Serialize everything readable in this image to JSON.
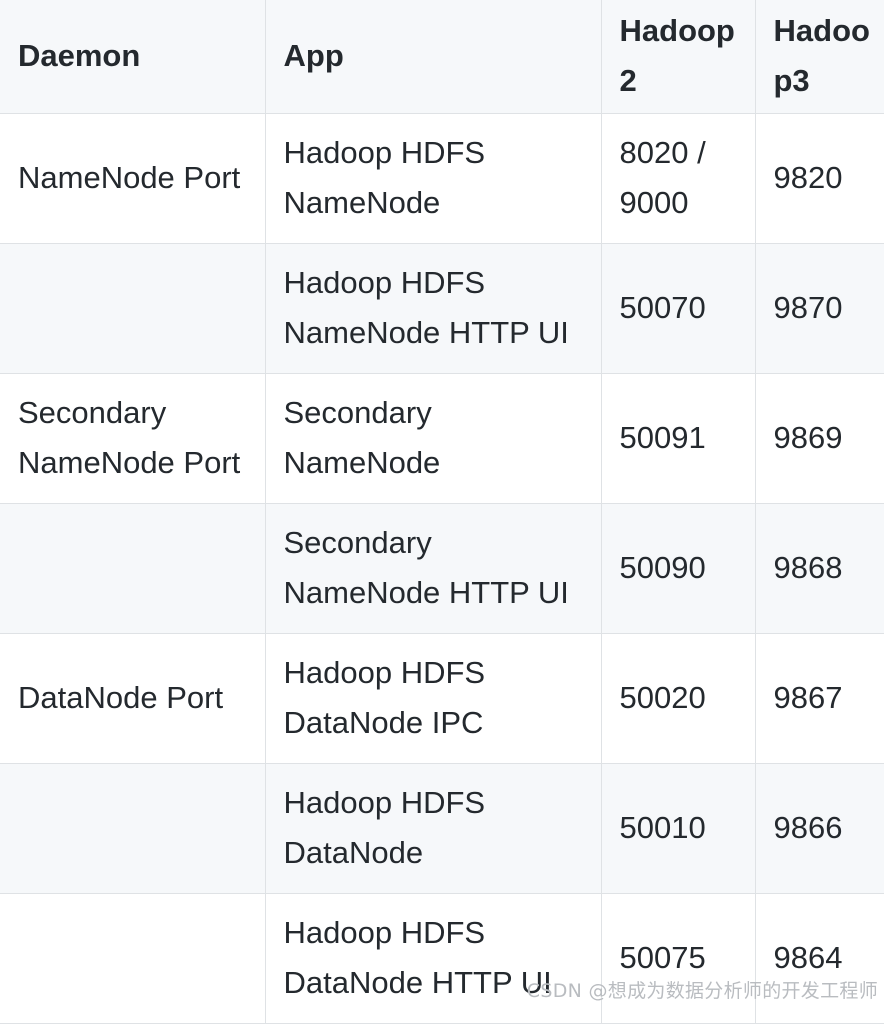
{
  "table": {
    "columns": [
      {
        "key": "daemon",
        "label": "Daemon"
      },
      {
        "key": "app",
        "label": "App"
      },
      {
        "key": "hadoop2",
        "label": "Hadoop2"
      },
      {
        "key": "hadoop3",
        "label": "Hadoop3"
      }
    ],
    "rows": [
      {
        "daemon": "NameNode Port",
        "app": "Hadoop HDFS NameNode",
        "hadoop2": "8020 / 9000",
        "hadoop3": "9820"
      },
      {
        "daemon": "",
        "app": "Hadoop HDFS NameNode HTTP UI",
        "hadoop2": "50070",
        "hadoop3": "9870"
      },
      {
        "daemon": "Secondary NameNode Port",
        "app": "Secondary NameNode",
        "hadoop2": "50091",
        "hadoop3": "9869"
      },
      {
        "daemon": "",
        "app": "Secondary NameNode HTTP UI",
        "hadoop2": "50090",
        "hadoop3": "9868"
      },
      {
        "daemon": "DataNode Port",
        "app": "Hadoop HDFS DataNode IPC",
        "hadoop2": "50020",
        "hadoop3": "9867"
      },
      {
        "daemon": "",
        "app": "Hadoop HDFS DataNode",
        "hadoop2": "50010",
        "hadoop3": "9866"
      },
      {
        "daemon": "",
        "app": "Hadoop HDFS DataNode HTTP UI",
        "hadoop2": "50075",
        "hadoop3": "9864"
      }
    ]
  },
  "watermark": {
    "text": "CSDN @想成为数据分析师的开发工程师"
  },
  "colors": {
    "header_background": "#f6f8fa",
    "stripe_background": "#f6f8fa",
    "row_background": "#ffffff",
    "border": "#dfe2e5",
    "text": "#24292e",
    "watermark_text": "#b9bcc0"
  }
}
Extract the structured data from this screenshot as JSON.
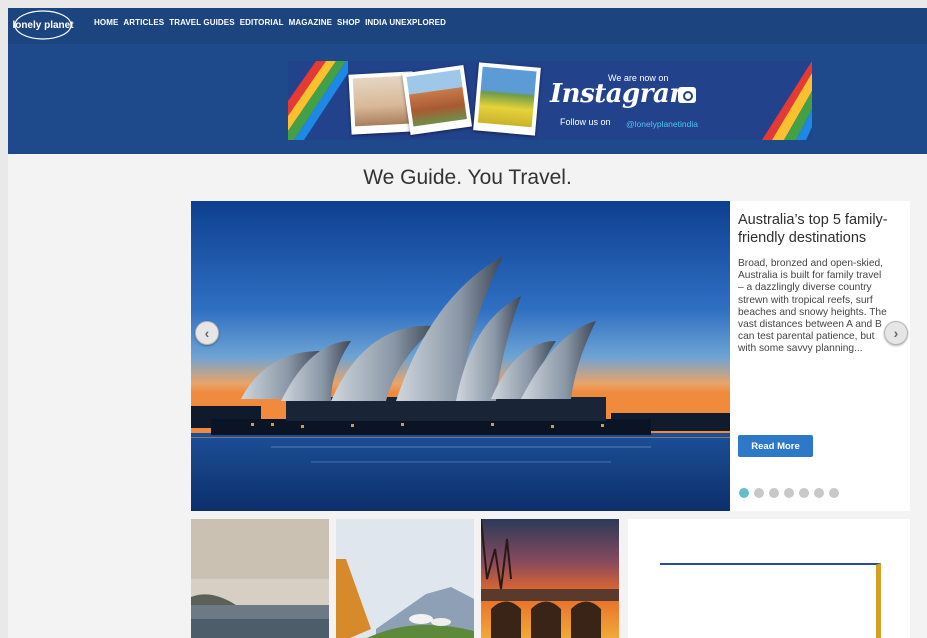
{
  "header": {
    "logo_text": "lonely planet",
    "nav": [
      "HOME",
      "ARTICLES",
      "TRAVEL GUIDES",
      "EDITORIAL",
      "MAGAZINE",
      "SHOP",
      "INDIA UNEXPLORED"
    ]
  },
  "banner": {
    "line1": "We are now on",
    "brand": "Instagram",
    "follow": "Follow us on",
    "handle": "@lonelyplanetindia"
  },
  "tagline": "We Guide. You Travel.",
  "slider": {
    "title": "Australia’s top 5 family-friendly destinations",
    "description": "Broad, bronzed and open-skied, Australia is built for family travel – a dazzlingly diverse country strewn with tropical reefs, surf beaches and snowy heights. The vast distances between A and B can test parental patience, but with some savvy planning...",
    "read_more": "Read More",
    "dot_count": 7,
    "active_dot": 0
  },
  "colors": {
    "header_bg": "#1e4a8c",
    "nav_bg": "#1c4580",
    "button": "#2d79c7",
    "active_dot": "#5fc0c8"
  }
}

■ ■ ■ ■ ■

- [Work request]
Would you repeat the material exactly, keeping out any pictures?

- [Answer to the exercise]
Serialize everything readable in this image to JSON.
{
  "table": {
    "columns": [
      {
        "key": "daemon",
        "label": "Daemon"
      },
      {
        "key": "app",
        "label": "App"
      },
      {
        "key": "hadoop2",
        "label": "Hadoop2"
      },
      {
        "key": "hadoop3",
        "label": "Hadoop3"
      }
    ],
    "rows": [
      {
        "daemon": "NameNode Port",
        "app": "Hadoop HDFS NameNode",
        "hadoop2": "8020 / 9000",
        "hadoop3": "9820"
      },
      {
        "daemon": "",
        "app": "Hadoop HDFS NameNode HTTP UI",
        "hadoop2": "50070",
        "hadoop3": "9870"
      },
      {
        "daemon": "Secondary NameNode Port",
        "app": "Secondary NameNode",
        "hadoop2": "50091",
        "hadoop3": "9869"
      },
      {
        "daemon": "",
        "app": "Secondary NameNode HTTP UI",
        "hadoop2": "50090",
        "hadoop3": "9868"
      },
      {
        "daemon": "DataNode Port",
        "app": "Hadoop HDFS DataNode IPC",
        "hadoop2": "50020",
        "hadoop3": "9867"
      },
      {
        "daemon": "",
        "app": "Hadoop HDFS DataNode",
        "hadoop2": "50010",
        "hadoop3": "9866"
      },
      {
        "daemon": "",
        "app": "Hadoop HDFS DataNode HTTP UI",
        "hadoop2": "50075",
        "hadoop3": "9864"
      }
    ]
  },
  "watermark": {
    "text": "CSDN @想成为数据分析师的开发工程师"
  },
  "colors": {
    "header_background": "#f6f8fa",
    "stripe_background": "#f6f8fa",
    "row_background": "#ffffff",
    "border": "#dfe2e5",
    "text": "#24292e",
    "watermark_text": "#b9bcc0"
  }
}
Extract the structured data from this screenshot as JSON.
{
  "header": {
    "logo_text": "lonely planet",
    "nav": [
      "HOME",
      "ARTICLES",
      "TRAVEL GUIDES",
      "EDITORIAL",
      "MAGAZINE",
      "SHOP",
      "INDIA UNEXPLORED"
    ]
  },
  "banner": {
    "line1": "We are now on",
    "brand": "Instagram",
    "follow": "Follow us on",
    "handle": "@lonelyplanetindia"
  },
  "tagline": "We Guide. You Travel.",
  "slider": {
    "title": "Australia’s top 5 family-friendly destinations",
    "description": "Broad, bronzed and open-skied, Australia is built for family travel – a dazzlingly diverse country strewn with tropical reefs, surf beaches and snowy heights. The vast distances between A and B can test parental patience, but with some savvy planning...",
    "read_more": "Read More",
    "dot_count": 7,
    "active_dot": 0
  },
  "colors": {
    "header_bg": "#1e4a8c",
    "nav_bg": "#1c4580",
    "button": "#2d79c7",
    "active_dot": "#5fc0c8"
  }
}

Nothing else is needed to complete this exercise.